The villains fight up and clear Ant out, leaving McCoy and Yuta to slut it out. Taylor is back in with a kick to Yuta and a brainbuster onto the knee puts him down. Ant grabs a Samoan driver on Taylor but gets Tombstoned by Oliver. Back in and Razerhawk hits a backslide slam for two on Oliver. McCoy gets pulled into Yuta’s Sharpshooter, which draws in Tiger. That’s broken up as well and it’s a running Meltzer Driver (minus the springboard) for the pin on Yuta at 18:01.

Rating: C+. This got some time to make the match work a bit better, but it was a bit much to watch that long of a sequence without anything resembling a tag. I know it’s the style and expected and all that jazz, but couldn’t you at least pay it some lip service? Oliver will be getting better at his size, though the other five are all so small that it is difficult to get that invested.

Ophidian vs. Danny Duggan

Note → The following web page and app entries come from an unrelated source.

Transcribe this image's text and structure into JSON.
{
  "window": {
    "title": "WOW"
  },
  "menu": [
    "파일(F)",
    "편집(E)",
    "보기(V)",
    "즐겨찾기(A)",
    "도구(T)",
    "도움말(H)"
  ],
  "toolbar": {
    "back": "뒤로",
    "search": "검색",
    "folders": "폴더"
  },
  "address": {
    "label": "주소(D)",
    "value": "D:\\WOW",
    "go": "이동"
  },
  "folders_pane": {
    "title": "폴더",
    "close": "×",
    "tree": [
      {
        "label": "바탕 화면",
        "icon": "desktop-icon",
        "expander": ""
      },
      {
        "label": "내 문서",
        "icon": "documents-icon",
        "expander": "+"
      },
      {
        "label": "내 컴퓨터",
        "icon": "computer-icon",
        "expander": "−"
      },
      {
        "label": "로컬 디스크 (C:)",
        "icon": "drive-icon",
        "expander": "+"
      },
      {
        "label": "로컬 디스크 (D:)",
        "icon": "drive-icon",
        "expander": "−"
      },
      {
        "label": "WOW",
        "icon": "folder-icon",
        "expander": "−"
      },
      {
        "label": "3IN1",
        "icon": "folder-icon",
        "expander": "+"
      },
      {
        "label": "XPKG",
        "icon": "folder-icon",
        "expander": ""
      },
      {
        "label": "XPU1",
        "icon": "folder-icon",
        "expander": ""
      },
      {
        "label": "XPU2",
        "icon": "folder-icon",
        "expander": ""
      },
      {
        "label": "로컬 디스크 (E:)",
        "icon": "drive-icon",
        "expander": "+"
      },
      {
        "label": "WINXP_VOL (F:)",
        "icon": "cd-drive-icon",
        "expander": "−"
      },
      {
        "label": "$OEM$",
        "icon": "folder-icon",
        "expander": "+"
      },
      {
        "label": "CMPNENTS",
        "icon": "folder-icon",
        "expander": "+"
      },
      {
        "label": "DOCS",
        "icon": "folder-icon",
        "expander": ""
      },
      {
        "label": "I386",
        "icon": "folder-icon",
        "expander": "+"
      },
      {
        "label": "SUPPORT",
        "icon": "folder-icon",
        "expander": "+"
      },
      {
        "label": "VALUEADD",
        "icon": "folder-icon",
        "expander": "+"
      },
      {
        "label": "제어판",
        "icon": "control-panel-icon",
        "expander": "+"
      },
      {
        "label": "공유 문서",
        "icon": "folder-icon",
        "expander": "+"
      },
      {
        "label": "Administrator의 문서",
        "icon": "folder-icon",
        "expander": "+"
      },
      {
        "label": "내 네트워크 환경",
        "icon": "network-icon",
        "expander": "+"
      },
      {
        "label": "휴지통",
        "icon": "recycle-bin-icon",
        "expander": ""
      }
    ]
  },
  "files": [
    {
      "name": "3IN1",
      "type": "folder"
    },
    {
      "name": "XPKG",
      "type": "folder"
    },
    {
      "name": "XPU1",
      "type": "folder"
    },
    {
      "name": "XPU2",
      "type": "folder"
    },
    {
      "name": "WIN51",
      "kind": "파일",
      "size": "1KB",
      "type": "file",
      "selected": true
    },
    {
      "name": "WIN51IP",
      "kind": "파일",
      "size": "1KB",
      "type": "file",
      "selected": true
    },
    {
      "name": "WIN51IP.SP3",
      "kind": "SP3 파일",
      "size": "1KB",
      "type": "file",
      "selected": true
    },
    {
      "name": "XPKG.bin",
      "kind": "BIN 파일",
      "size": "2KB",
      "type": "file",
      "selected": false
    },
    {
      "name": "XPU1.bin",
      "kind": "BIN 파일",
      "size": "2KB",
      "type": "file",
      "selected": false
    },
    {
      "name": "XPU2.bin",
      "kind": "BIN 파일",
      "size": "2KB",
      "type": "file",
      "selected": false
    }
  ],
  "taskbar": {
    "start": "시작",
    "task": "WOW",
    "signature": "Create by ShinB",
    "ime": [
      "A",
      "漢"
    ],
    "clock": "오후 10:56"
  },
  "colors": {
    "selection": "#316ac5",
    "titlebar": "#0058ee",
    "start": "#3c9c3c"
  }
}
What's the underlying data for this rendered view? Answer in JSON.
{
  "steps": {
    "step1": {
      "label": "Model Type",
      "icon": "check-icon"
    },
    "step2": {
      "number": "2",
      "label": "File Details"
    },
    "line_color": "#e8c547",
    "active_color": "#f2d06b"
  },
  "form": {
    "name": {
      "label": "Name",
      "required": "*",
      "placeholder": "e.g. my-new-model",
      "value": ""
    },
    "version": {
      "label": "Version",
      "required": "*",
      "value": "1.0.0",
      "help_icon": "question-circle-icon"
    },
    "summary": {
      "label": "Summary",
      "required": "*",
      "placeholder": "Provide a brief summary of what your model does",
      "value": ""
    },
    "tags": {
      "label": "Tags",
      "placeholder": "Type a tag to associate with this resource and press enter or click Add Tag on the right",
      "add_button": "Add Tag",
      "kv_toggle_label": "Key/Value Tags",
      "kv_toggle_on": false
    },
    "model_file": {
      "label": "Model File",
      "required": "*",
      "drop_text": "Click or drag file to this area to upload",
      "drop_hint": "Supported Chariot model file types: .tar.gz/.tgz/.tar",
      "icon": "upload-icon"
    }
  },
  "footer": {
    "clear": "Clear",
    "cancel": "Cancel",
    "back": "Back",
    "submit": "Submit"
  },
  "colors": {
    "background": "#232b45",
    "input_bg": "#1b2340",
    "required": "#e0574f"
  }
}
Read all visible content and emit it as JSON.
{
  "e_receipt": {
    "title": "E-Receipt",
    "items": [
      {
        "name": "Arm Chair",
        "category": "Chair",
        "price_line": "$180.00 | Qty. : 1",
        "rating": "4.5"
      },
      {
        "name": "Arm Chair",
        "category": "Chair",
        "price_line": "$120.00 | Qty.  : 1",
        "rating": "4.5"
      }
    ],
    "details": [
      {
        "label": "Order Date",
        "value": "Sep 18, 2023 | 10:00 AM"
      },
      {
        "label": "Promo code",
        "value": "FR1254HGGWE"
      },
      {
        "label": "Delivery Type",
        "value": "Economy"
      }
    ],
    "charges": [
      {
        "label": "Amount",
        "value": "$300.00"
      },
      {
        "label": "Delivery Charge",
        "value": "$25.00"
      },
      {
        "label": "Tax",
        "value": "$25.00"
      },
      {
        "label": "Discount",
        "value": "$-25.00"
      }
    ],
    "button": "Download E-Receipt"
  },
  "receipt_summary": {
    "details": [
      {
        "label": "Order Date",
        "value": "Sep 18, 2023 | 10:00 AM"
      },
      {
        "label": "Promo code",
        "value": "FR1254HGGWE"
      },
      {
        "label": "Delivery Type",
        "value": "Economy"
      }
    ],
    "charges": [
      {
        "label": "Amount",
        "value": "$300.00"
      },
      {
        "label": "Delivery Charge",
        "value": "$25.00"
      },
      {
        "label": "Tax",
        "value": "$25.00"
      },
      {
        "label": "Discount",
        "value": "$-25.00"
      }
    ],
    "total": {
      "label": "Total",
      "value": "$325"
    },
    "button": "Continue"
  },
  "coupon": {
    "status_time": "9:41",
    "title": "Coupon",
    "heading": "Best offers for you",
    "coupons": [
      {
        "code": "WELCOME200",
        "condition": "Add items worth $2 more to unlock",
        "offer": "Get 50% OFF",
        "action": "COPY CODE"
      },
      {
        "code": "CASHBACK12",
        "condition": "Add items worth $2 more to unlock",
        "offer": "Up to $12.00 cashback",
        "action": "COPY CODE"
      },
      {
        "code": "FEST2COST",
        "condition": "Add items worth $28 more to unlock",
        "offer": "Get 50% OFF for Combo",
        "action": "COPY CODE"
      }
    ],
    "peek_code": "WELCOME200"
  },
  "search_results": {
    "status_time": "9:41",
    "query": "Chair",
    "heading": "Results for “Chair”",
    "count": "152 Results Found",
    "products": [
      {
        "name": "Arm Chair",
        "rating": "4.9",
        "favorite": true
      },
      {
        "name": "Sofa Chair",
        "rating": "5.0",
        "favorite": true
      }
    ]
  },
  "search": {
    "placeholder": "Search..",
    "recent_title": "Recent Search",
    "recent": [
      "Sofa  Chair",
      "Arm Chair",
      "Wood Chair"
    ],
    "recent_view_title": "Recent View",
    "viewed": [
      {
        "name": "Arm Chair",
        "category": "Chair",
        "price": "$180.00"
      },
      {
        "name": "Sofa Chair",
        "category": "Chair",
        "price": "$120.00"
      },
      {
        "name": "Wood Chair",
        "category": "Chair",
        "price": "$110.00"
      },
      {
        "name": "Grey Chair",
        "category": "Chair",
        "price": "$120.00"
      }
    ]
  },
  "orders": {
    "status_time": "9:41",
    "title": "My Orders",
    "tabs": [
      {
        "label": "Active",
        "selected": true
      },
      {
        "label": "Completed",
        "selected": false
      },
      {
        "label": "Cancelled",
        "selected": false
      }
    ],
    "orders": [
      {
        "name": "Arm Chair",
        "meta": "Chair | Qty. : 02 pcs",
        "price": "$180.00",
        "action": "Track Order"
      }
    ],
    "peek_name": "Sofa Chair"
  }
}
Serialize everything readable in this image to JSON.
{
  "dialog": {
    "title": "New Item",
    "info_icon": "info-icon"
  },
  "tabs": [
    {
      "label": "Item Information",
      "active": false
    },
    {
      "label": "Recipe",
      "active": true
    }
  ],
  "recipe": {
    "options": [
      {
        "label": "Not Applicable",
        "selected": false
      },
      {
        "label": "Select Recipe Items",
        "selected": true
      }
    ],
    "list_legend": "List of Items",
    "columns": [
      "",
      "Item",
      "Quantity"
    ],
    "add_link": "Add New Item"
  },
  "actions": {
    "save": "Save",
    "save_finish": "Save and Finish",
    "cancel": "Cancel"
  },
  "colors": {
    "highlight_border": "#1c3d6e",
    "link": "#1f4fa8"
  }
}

During the entrances, Duggan says he hopes the ring announcers gets the Coronavirus so he never has to see him again. Duggan, who looks like an Anderson, bails to the ropes to start but powers Ophidian into the corner. Ophidian misses a spinning kick to the face but is fine enough to take it to the mat for the required arm control exchange. Back up and Duggan grabs a headlock before chopping him into the corner. Duggan grabs him by the throat but Ophidian tries a sleeper of his own.

That isn’t working so some spinwheel kicks rock Duggan instead. The middle rope broke somewhere in there so Duggan is easily sent outside. As Duggan staggers a bit on the floor, Ophidian grabs a chair and has a seat, which doesn’t sit well with Duggan. Back in and Duggan chokes on what is left of the middle rope before slapping on the chinlock. Ophidian fights up and gets a sunset flip, meaning Duggan’s trunks come most of the way down.

Some kicks rock Duggan again but thankfully he gets a clothesline in and fixes the gear. Duggan grabs a spinebuster (again, Anderson) for two and now his arm (which was bandaged coming in) is busted open. A suplex into the corner (which is broken as well) FINALLY finished Ophidian at 13:29, even though the referee didn’t seem to get the count right.

Rating: C-. The fact that the ring literally broke kind of holds this back but it wasn’t a great match in the first place. You can only get so far when things are this limited, though I kept getting bored by the match anyway. Maybe they could do better under the proper circumstances, but dang this wasn’t a great main event.

Post match Duggan thanks the fans for coming out, even if his native Canada is that much better.

Ophidian says something I can’t understand to really wrap up the show.

Overall Rating: C. As you can clearly see, this show feels like the end of the movie The Producers. After nearly doing everything they hoped for, the main stars’ plan falls apart and they lose everything. That doesn’t stop them from trying the same thing again, at least on a smaller budget. That’s what I was feeling here, as this came off like the latest example of trying to put together a Chikara style show without the Chikara presentation. In other words, you’re left with a pretty ok show that I feel like I’ve seen a half dozen times now, often with a similar lineup. Check it out if that’s your thing, but you’re better off finding Chikara.


Remember to check out my website at and head over to my Amazon author page with 30 different cheap wrestling books at:


Remember to check out for all of your wrestling headline needs.